The book is divided into seven day-in-the-life chapters. Each one focuses on a different aspect of the contemporary art world. She provides an understanding of the subtle power dynamics, which deftly animate all these interconnected milieus. ‘Seven Days’ allows the reader to both laugh at as well as empathize with those who perceive contemporary art as a kind of alternative religion.

She spent nearly five years researching for the book. She tried to grasp, among other things, why wealthy collectors purchase expensive artworks. There are a variety of reasons, she concluded, including vanity, an appetite for novelty, social status, and, most importantly, an acute excess of money.

‘Seven Days in the Art World’ (W. W. Norton & Company, $24.95) is a juicy account of the institutions, which have the power to shape and alter art history. Her entertaining ethnography sure will change the way one looks at contemporary art & culture scene. Ten translations - German, Italian, Spanish, Japanese, Dutch, French, Korean, Portuguese (for Brazil), and Chinese will follow this year.

It’s an entertaining, lucid account of the mysterious, perplexing ways of contemporary art, without any bias or opinionated version. Reviewing the book Mia Fineman of the New York Times concludes: “cliquish, status-obsessed and catty, awash in insecurity and also plagued by conflicting desires to stand out and to fit in – is what might be mentioned of the contemporary art world, especially during the glitzy boom years chronicled by Ms Thornton in her entertaining new book.

“Today, as the art market heads for its first major crash since 1990, the situation this book echoes so engagingly — new money’s glamorous infatuation with new art — is rapidly coming to an end.

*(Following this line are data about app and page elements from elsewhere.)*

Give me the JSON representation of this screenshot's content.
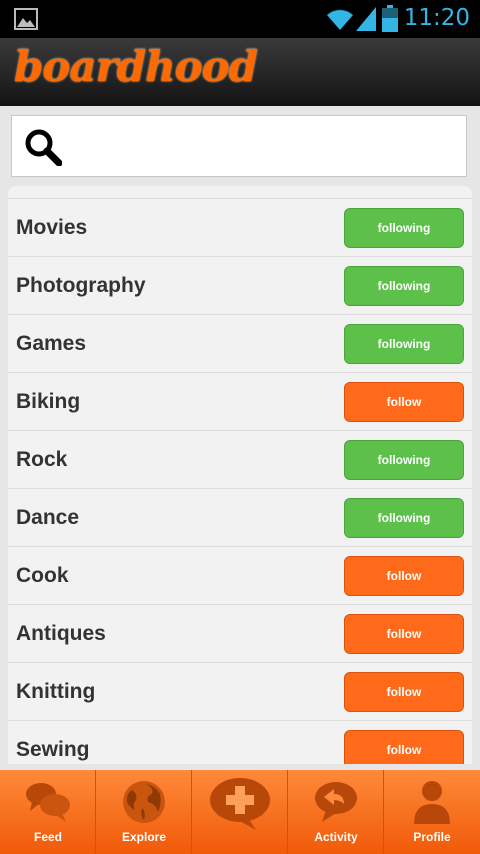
{
  "status_bar": {
    "time": "11:20",
    "icons": [
      "image-icon",
      "wifi-icon",
      "signal-icon",
      "battery-icon"
    ]
  },
  "header": {
    "logo_text": "boardhood"
  },
  "search": {
    "placeholder": ""
  },
  "topics": [
    {
      "label": "Movies",
      "button": "following",
      "state": "following"
    },
    {
      "label": "Photography",
      "button": "following",
      "state": "following"
    },
    {
      "label": "Games",
      "button": "following",
      "state": "following"
    },
    {
      "label": "Biking",
      "button": "follow",
      "state": "follow"
    },
    {
      "label": "Rock",
      "button": "following",
      "state": "following"
    },
    {
      "label": "Dance",
      "button": "following",
      "state": "following"
    },
    {
      "label": "Cook",
      "button": "follow",
      "state": "follow"
    },
    {
      "label": "Antiques",
      "button": "follow",
      "state": "follow"
    },
    {
      "label": "Knitting",
      "button": "follow",
      "state": "follow"
    },
    {
      "label": "Sewing",
      "button": "follow",
      "state": "follow"
    }
  ],
  "bottom_nav": [
    {
      "label": "Feed",
      "icon": "speech-bubbles-icon"
    },
    {
      "label": "Explore",
      "icon": "globe-icon"
    },
    {
      "label": "",
      "icon": "plus-bubble-icon"
    },
    {
      "label": "Activity",
      "icon": "reply-bubble-icon"
    },
    {
      "label": "Profile",
      "icon": "person-icon"
    }
  ],
  "colors": {
    "brand_orange": "#ff6a00",
    "following_green": "#5cc04b",
    "follow_orange": "#ff6a1a",
    "status_blue": "#33b5e5"
  }
}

Maybe now she, or someone else, can tell us what it all really meant.”